Skip to 0 minutes and 1 secondNow, it's very tempting for outsiders to generalise about the Chinese despite the fact that they're actually the world's largest population. For the last two videos of Xinyuan and my own field sites have shown how, actually, they could hardly really be more different from each other, both in terms of people's core values, but also in the way that they actually use social media in their own lives. But as usual, things aren't quite as simple as that. So even in my own field site, people there, too, were also interested in using social media to experiment with and imagine new ways of becoming more modern.
Skip to 0 minutes and 35 secondsSo a good example of this would be that although people use social media mainly to communicate with their own friends, they were also keen to explore those unprecedented possibilities that social media offered for connecting with strangers. Now, some of this was to alleviate boredom in a town where everybody knew everybody else. But there were also other reasons. So in the video that we're now going to see, we'll see the case of a pharmacist in the town who used social media to connect and talk to complete strangers about his hobby of digital photography that nobody else in the town shared. You want to photograph the flower's temperament.
Skip to 1 minute and 14 secondsLike when you are trying to photograph plum blossom, you don't need some kind of macro-focus. You just need to select those few different, unique twigs You want to photograph the plant's proud, unyielding aroma There's a… it's called 'Nikon D7000', a specialist web forum, they’ll tell you which part of your photo requires improvement. Light, composition, aperture, They all comment on what part of each photo is lacking It’s a forum where everyone can study from each other If there are people on the forum you feel comfortable chatting with, it's also fine to add them as friends [on social media].
Skip to 1 minute and 47 secondsBecause I like this thing, I’ll have a look to see if there are any new photos, and we can comment on each others’.
Skip to 1 minute and 56 secondsLook, it’s all praise, not a single criticism
Skip to 2 minutes and 3 secondsNow, students also contacted strangers in order to try to increase the number of friends that they had online. And I even met a few married men in the town who tried to use social media to talk to strangers to organise extramarital affairs. So really, although these people care a lot about preserving tradition, they're actually quite happy to use social media to have different kinds of relationships and also to experiment with different ways of living. It's very interesting that my study helped you to realise that people in your field site are also using social media to experiment with alternative ways of living.
Skip to 2 minutes and 43 secondsAnd actually, you'll study also inspired me to look into how Chinese rural migrants use social media to connect with their place of origin. On many migrant workers' QQ profiles, there's an album called 'Homeland' where people uploaded many photos of the villages where they come from. Remember, these people are called floating populations in China, because they're on the move all the time. Hua, a female factory worker, said to me, "Homeland is a place you always miss, but not a place you really want to return to." So there is a deep ambivalence.

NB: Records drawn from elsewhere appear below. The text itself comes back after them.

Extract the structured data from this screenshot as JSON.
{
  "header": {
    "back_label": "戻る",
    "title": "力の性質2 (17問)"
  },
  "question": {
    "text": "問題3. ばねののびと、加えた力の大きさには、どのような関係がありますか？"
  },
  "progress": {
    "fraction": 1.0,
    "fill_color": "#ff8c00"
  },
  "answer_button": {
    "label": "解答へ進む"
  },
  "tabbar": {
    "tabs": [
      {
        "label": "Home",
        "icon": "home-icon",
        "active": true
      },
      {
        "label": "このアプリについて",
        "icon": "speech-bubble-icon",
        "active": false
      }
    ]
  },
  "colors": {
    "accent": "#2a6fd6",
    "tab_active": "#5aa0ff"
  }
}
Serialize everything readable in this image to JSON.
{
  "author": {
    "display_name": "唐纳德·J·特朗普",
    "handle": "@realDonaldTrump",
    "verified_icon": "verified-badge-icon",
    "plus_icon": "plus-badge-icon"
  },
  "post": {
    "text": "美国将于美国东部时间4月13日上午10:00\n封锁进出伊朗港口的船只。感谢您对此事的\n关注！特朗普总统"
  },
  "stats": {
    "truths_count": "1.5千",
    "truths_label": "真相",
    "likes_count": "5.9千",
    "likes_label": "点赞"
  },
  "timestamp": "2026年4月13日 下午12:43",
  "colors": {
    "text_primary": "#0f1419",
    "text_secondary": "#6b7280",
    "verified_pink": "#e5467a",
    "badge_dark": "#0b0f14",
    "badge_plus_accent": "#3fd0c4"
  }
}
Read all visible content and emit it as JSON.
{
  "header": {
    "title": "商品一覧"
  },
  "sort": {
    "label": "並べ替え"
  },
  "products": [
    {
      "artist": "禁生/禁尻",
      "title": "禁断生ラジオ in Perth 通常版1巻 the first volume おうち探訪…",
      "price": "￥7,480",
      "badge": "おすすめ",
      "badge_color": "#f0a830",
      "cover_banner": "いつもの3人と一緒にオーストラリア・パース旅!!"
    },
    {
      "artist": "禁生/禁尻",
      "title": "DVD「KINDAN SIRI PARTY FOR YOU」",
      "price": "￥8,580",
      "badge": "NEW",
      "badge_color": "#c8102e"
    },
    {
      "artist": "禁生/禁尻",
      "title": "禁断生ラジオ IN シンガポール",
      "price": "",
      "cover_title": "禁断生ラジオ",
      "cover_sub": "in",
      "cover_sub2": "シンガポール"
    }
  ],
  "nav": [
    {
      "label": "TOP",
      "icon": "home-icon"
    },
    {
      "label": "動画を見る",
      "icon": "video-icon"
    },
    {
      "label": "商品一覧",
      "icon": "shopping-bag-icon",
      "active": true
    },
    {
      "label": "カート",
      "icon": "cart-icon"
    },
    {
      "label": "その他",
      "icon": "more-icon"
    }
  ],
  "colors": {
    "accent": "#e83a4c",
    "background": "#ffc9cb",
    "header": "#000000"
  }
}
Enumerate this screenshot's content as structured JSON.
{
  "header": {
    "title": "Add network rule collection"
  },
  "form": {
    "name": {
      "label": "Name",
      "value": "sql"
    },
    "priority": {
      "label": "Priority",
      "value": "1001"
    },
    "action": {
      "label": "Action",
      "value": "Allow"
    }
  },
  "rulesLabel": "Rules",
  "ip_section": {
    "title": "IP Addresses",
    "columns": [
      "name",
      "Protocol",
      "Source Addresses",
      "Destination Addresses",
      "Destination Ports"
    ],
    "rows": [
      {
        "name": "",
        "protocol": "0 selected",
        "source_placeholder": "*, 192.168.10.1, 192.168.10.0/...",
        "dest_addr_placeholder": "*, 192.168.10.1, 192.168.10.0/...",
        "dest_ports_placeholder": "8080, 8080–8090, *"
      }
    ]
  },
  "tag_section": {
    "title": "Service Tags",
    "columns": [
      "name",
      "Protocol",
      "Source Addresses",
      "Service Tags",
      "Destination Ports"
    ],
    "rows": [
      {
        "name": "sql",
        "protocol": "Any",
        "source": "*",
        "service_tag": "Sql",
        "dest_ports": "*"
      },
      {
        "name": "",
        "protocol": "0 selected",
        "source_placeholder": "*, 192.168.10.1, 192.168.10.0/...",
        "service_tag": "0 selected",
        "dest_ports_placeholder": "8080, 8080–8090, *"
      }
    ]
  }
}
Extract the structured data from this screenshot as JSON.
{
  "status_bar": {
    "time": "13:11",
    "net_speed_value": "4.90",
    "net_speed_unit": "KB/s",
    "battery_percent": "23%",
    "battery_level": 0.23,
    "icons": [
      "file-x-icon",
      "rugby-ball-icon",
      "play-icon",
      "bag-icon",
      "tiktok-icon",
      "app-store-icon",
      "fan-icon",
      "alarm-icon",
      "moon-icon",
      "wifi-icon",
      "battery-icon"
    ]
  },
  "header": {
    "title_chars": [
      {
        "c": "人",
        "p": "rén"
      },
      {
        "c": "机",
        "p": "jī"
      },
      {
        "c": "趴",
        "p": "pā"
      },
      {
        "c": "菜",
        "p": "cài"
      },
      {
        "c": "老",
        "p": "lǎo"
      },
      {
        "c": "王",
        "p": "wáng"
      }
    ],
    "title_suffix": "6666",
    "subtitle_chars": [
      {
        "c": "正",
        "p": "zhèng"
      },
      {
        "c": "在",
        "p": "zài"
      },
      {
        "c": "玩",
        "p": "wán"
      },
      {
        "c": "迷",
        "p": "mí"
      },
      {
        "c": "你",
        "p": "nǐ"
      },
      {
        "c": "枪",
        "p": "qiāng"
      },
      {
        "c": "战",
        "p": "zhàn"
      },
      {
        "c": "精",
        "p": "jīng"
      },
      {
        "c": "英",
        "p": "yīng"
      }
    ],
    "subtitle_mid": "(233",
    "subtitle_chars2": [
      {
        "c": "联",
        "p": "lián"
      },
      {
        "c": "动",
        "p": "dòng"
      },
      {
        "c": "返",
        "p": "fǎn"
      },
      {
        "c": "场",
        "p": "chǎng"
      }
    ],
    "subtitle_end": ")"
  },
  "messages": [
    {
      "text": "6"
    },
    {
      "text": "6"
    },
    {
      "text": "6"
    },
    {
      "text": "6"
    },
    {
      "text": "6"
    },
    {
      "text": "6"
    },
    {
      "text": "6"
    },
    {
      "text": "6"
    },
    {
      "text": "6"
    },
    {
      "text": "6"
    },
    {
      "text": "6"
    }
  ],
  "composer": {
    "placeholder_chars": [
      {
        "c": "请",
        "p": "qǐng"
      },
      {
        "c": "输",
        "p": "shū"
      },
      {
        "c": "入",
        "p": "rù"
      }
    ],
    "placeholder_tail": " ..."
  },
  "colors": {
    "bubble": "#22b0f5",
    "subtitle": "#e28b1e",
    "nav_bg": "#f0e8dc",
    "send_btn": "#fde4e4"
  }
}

Skip to 3 minutes and 24 secondsOn the one hand, they really want to get rid of everything which reminds them of where they come from, because they see villages as backward, and they want to become modern. However, they do recognise that where you come from defines who you are. Especially when you are floating, you have nowhere to call a home. So although they really don't want to move back to their home villages and stay in contact with these villages much less than I expected, they found a way through the Homeland album to somehow move their homelands onto their QQ. Similarly, many migrant workers also shared a lot of images of deities of Chinese folk religion on their QQ.
Skip to 4 minutes and 12 secondsSo in a way, social media has become a temple where people can go and perform traditional rituals. So social media not only helps people to achieve their aspirations towards modernity, it also helps people to retain certain traditions which help them to live through the change in their floating life. But really, both of these cases have shown how looking at social media and its role in social change can take our understanding to a whole deeper level. We've seen how people use social media to imagine and to attain a new kind of future while also still retaining those links with the past.
Skip to 4 minutes and 53 secondsBut I don't think that would have been as clear if we had considered any other case than China where the country has changed so much in recent decades. And people are really trying to figure out who they themselves are and also what position they will occupy in this new and changing country.
Alternative uses of social media in China
This video complements the previous two, as Tom explores a modern use of social media in a rural context, and Xinyuan explores migrant workers’ links with their home villages.
It is clear that in China people strongly associated social media with simply being more modern. Do you feel the same way, and what aspect of social media seems particularly modern to you?